#### About this exercise
Gather every line in the records below that contains the word "into".

[Collection entries]
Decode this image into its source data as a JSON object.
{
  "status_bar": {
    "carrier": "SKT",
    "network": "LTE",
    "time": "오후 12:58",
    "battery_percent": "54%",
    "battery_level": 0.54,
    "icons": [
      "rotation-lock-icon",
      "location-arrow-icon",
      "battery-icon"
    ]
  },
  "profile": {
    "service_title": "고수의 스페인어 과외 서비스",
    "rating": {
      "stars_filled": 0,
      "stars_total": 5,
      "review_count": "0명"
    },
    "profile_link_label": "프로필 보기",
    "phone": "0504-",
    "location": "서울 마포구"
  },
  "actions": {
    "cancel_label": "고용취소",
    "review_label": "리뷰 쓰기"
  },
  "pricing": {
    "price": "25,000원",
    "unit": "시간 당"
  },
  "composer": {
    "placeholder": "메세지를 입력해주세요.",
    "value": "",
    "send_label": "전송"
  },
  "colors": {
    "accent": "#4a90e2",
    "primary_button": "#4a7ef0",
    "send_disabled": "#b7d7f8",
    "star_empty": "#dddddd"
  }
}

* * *

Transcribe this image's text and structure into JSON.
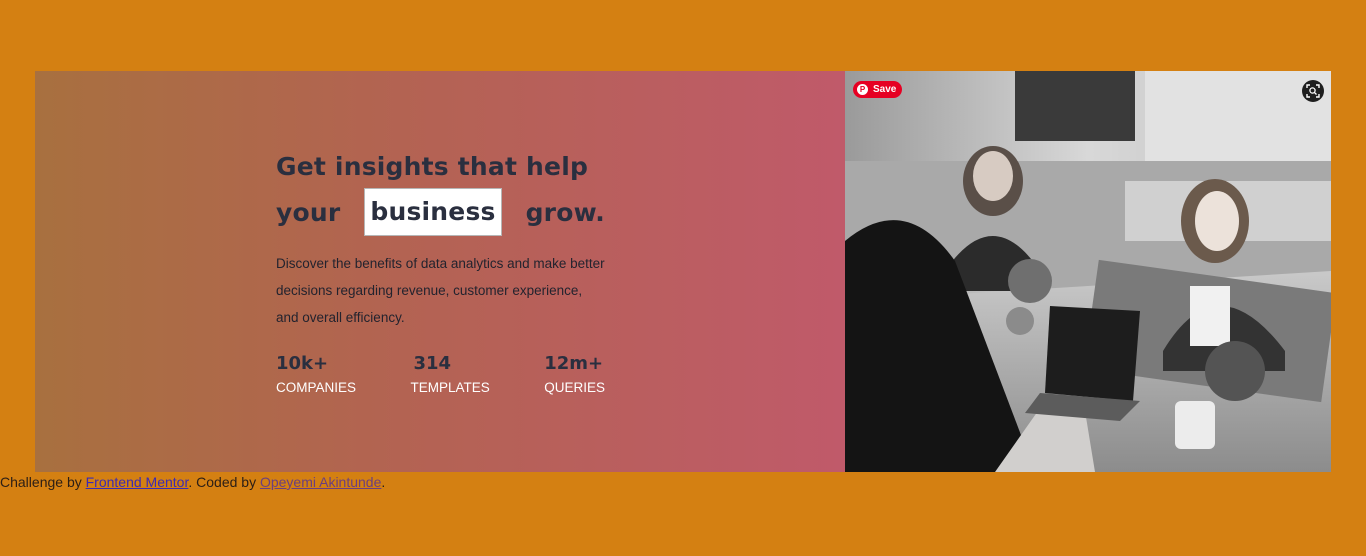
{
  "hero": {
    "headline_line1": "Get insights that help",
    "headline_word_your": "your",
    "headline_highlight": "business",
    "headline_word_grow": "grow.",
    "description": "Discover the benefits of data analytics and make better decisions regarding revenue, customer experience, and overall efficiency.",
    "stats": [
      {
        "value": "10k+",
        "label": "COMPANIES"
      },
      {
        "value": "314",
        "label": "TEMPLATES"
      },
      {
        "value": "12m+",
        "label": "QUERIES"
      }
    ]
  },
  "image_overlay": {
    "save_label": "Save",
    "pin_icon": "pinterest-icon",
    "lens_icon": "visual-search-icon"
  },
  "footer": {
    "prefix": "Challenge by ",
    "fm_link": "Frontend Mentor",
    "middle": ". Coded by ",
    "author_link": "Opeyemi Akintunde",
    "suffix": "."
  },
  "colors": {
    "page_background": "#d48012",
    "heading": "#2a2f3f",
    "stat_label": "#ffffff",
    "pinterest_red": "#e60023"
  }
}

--

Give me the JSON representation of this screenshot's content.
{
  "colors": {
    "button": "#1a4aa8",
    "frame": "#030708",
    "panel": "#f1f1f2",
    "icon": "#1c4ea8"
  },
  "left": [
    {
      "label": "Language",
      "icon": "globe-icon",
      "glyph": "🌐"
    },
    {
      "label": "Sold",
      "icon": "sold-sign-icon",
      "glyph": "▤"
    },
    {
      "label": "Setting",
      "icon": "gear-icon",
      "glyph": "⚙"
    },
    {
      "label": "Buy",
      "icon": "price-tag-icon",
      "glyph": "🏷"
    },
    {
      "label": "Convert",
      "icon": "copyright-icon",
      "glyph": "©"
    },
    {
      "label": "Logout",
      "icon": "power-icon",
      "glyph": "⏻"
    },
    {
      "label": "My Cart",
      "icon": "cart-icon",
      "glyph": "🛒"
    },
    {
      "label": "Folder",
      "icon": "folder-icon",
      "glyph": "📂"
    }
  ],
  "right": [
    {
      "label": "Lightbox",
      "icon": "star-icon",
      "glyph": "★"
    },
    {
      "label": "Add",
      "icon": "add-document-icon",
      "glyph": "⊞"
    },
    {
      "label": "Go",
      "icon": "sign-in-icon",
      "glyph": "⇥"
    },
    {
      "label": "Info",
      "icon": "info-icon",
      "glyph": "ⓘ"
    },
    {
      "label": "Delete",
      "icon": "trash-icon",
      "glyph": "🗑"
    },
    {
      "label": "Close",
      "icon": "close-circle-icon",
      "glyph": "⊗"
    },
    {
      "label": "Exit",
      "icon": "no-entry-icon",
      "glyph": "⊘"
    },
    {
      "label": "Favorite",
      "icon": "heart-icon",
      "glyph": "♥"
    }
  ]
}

#### Solution for this exercise
Decode this image into its source data as a JSON object.
Transcribe this image's text and structure into JSON.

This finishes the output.